The Wimbledon, SW-based software house Planning Sciences Ltd is continuing its strong growth pattern of reporting an annual doubling in profits, with interims of UKP410,000 on turnover of UKP1.2m. The company’s Peter Morrell attributes this to the fact that the information services market in which Planning Sciences operates is one of the hottest areas at […]

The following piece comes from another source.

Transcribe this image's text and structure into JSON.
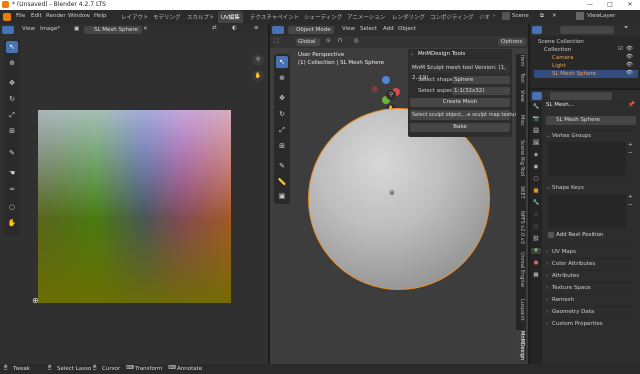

The Wimbledon, SW-based software house Planning Sciences Ltd is continuing its strong growth pattern of reporting an annual doubling in profits, with interims of UKP410,000 on turnover of UKP1.2m. The company’s Peter Morrell attributes this to the fact that the information services market in which Planning Sciences operates is one of the hottest areas at present. The company was set up six years ago by two people from Intelligence UK who had worked on the Micro Modeller product. The first product Planning Sciences offered was the MS-DOS financial modelling system MasterModeller which is now used by around 1,000 companies in the UK. It enables users to build a controlled, secure environment in which they can, for example, produce their own end of year results. Planning Sciences’ present level of corporate growth is currently being fuelled by sales of its MS-DOS executive information system EIS-EPiC, which was launched last year. It is now in use in about 80 companies, and Morrell claims it gives senior executives intuitive access to corporate data. A prerequisite for any product aimed at senior executives is a mouse or touch screen and EIS-EPiC is no exception to this rule. Planning Sciences wanted to create a product that delivered the benefits of computing to computer-illiterate users; consequently the company designed a highly configurable system enabling the user to select hotspots on screen and then gain access to underlying data via a hypercube. This way executives can produce graphical and report formats from underlying data, as well as being in a position to accept data from any proprietary system such as Oracle or Ingres. The Planning Sciences products have until recently been sold by the company’s direct sales force, but ICL has now agreed to distribute EIS-EPiC worldwide in a non-exclusive deal. According to Morrell, this is the first hardware company to make a strategic alliance with an executive information service software house and Planning Sciences is justifiably proud of itself. As for the future the company, naturally enough, intends to grow. It looks to double its size annually for the next couple of years and thereafter it will slow down a little. Acquisitions are not out of the question – after all the company’s EIS-EPiC product came from the acquisition of Impact Information Systems last year. Morrell insists, however, that expansion will occur only within the bounds of profitability and without borrowings. Organically, he believes the company has three main areas for growth: the penetration of overseas markets, the development of its consultancy service and new software products. In terms of export Planning Sciences is going great guns in Australia where the tiny UK company has pulled off a deal with the Royal Australian Navy for EIS-EPiC. Its products have also been launched in Finland and France, but it is as yet too early to see how they are prospering. Active distribution discussions are reported to be taking place in the US. As for consultancy, it would like to encourage skill transfer to the end-user organisations it serves, helping them to customise their software packages. And it intends to keep abreast of the latest developments in technology and is considering which operating system offers longevity for its information services product portfolio.